Work request » Set the data down exactly as it stands, and keep its pictures out.

(Dataset rows for apps and sites)
━━━
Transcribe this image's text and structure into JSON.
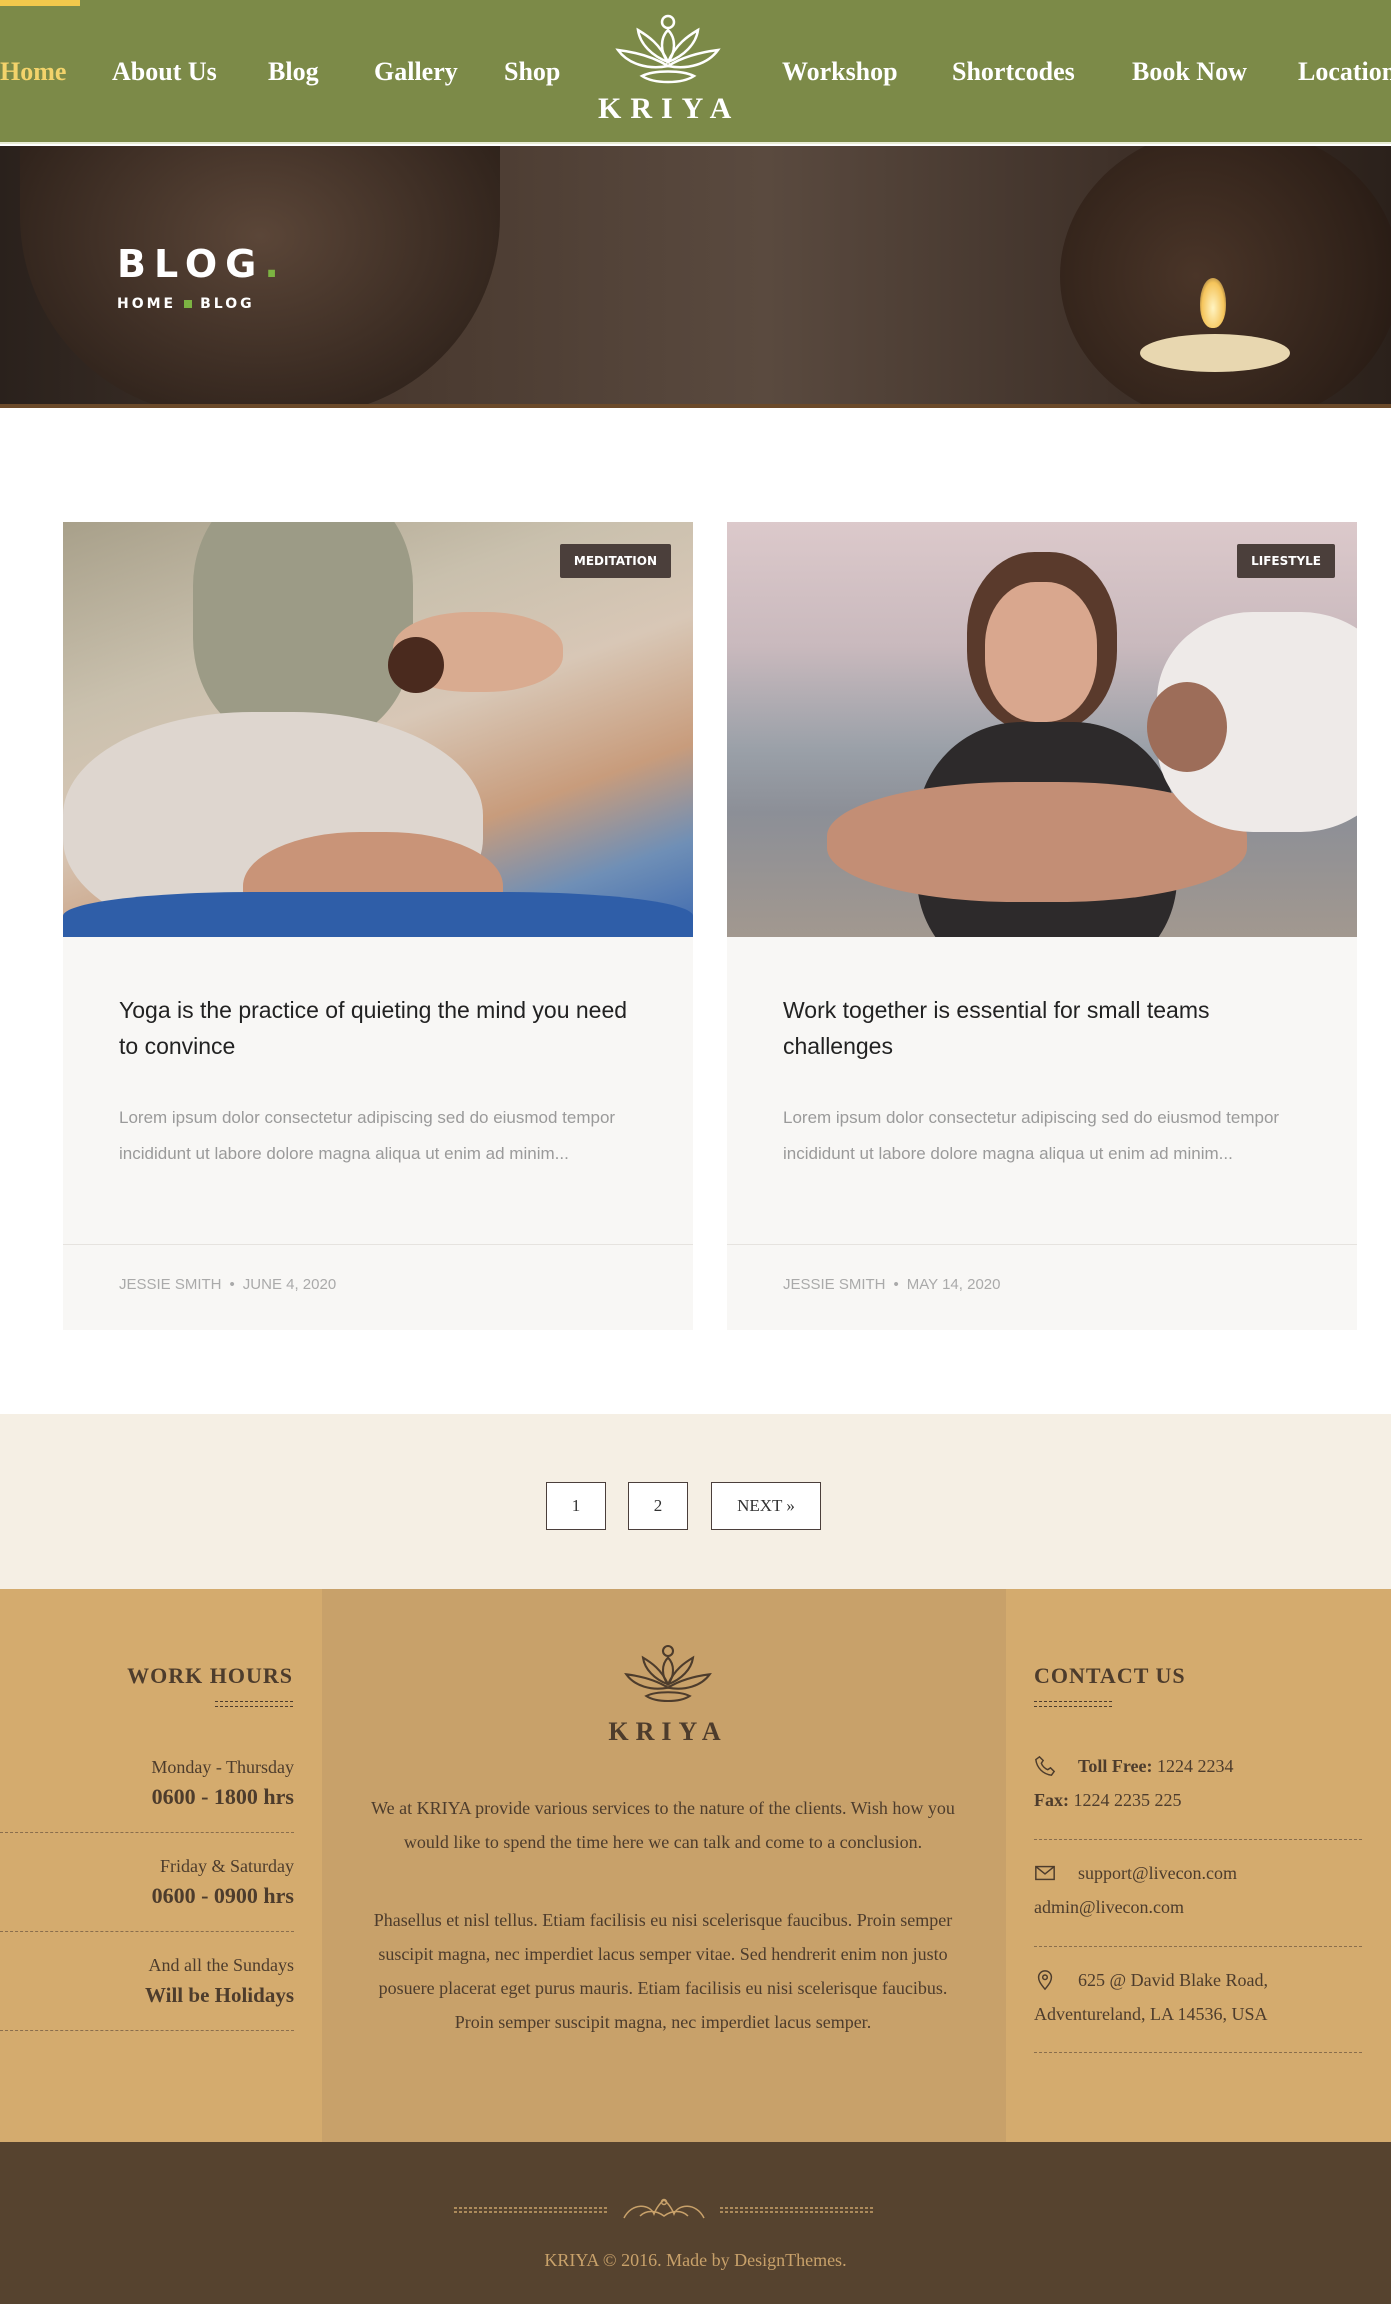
{
  "nav": {
    "items_left": [
      "Home",
      "About Us",
      "Blog",
      "Gallery",
      "Shop"
    ],
    "items_right": [
      "Workshop",
      "Shortcodes",
      "Book Now",
      "Location"
    ],
    "logo_text": "KRIYA",
    "active": "Home"
  },
  "hero": {
    "title": "BLOG",
    "title_dot": ".",
    "breadcrumb": [
      "HOME",
      "BLOG"
    ]
  },
  "posts": [
    {
      "category": "MEDITATION",
      "title": "Yoga is the practice of quieting the mind you need to convince",
      "excerpt": "Lorem ipsum dolor consectetur adipiscing sed do eiusmod tempor incididunt ut labore dolore magna aliqua ut enim ad minim...",
      "author": "JESSIE SMITH",
      "date": "JUNE 4, 2020"
    },
    {
      "category": "LIFESTYLE",
      "title": "Work together is essential for small teams challenges",
      "excerpt": "Lorem ipsum dolor consectetur adipiscing sed do eiusmod tempor incididunt ut labore dolore magna aliqua ut enim ad minim...",
      "author": "JESSIE SMITH",
      "date": "MAY 14, 2020"
    }
  ],
  "meta_separator": "•",
  "pagination": {
    "pages": [
      "1",
      "2"
    ],
    "next_label": "NEXT »"
  },
  "footer": {
    "work_hours": {
      "heading": "WORK HOURS",
      "rows": [
        {
          "day": "Monday - Thursday",
          "hours": "0600 - 1800 hrs"
        },
        {
          "day": "Friday & Saturday",
          "hours": "0600 - 0900 hrs"
        },
        {
          "day": "And all the Sundays",
          "hours": "Will be Holidays"
        }
      ]
    },
    "about": {
      "logo_text": "KRIYA",
      "para1": "We at KRIYA provide various services to the nature of the clients. Wish how you would like to spend the time here we can talk and come to a conclusion.",
      "para2": "Phasellus et nisl tellus. Etiam facilisis eu nisi scelerisque faucibus. Proin semper suscipit magna, nec imperdiet lacus semper vitae. Sed hendrerit enim non justo posuere placerat eget purus mauris. Etiam facilisis eu nisi scelerisque faucibus. Proin semper suscipit magna, nec imperdiet lacus semper."
    },
    "contact": {
      "heading": "CONTACT US",
      "toll_free_label": "Toll Free:",
      "toll_free": "1224 2234",
      "fax_label": "Fax:",
      "fax": "1224 2235 225",
      "email1": "support@livecon.com",
      "email2": "admin@livecon.com",
      "address1": "625 @ David Blake Road,",
      "address2": "Adventureland, LA 14536, USA"
    },
    "copyright": "KRIYA © 2016. Made by DesignThemes."
  },
  "colors": {
    "nav_bg": "#7c8a48",
    "nav_active": "#f3d36b",
    "accent_green": "#7cb342",
    "footer_bg": "#d4ab6e",
    "footer_mid": "#c8a16a",
    "bottom_bar": "#56432f"
  },
  "icons": [
    "lotus-logo-icon",
    "phone-icon",
    "envelope-icon",
    "map-pin-icon",
    "ornament-icon"
  ]
}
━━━
Result of the task »
Transcribe this image's text and structure into JSON.
{
  "nav": {
    "items_left": [
      "Home",
      "About Us",
      "Blog",
      "Gallery",
      "Shop"
    ],
    "items_right": [
      "Workshop",
      "Shortcodes",
      "Book Now",
      "Location"
    ],
    "logo_text": "KRIYA",
    "active": "Home"
  },
  "hero": {
    "title": "BLOG",
    "title_dot": ".",
    "breadcrumb": [
      "HOME",
      "BLOG"
    ]
  },
  "posts": [
    {
      "category": "MEDITATION",
      "title": "Yoga is the practice of quieting the mind you need to convince",
      "excerpt": "Lorem ipsum dolor consectetur adipiscing sed do eiusmod tempor incididunt ut labore dolore magna aliqua ut enim ad minim...",
      "author": "JESSIE SMITH",
      "date": "JUNE 4, 2020"
    },
    {
      "category": "LIFESTYLE",
      "title": "Work together is essential for small teams challenges",
      "excerpt": "Lorem ipsum dolor consectetur adipiscing sed do eiusmod tempor incididunt ut labore dolore magna aliqua ut enim ad minim...",
      "author": "JESSIE SMITH",
      "date": "MAY 14, 2020"
    }
  ],
  "meta_separator": "•",
  "pagination": {
    "pages": [
      "1",
      "2"
    ],
    "next_label": "NEXT »"
  },
  "footer": {
    "work_hours": {
      "heading": "WORK HOURS",
      "rows": [
        {
          "day": "Monday - Thursday",
          "hours": "0600 - 1800 hrs"
        },
        {
          "day": "Friday & Saturday",
          "hours": "0600 - 0900 hrs"
        },
        {
          "day": "And all the Sundays",
          "hours": "Will be Holidays"
        }
      ]
    },
    "about": {
      "logo_text": "KRIYA",
      "para1": "We at KRIYA provide various services to the nature of the clients. Wish how you would like to spend the time here we can talk and come to a conclusion.",
      "para2": "Phasellus et nisl tellus. Etiam facilisis eu nisi scelerisque faucibus. Proin semper suscipit magna, nec imperdiet lacus semper vitae. Sed hendrerit enim non justo posuere placerat eget purus mauris. Etiam facilisis eu nisi scelerisque faucibus. Proin semper suscipit magna, nec imperdiet lacus semper."
    },
    "contact": {
      "heading": "CONTACT US",
      "toll_free_label": "Toll Free:",
      "toll_free": "1224 2234",
      "fax_label": "Fax:",
      "fax": "1224 2235 225",
      "email1": "support@livecon.com",
      "email2": "admin@livecon.com",
      "address1": "625 @ David Blake Road,",
      "address2": "Adventureland, LA 14536, USA"
    },
    "copyright": "KRIYA © 2016. Made by DesignThemes."
  },
  "colors": {
    "nav_bg": "#7c8a48",
    "nav_active": "#f3d36b",
    "accent_green": "#7cb342",
    "footer_bg": "#d4ab6e",
    "footer_mid": "#c8a16a",
    "bottom_bar": "#56432f"
  },
  "icons": [
    "lotus-logo-icon",
    "phone-icon",
    "envelope-icon",
    "map-pin-icon",
    "ornament-icon"
  ]
}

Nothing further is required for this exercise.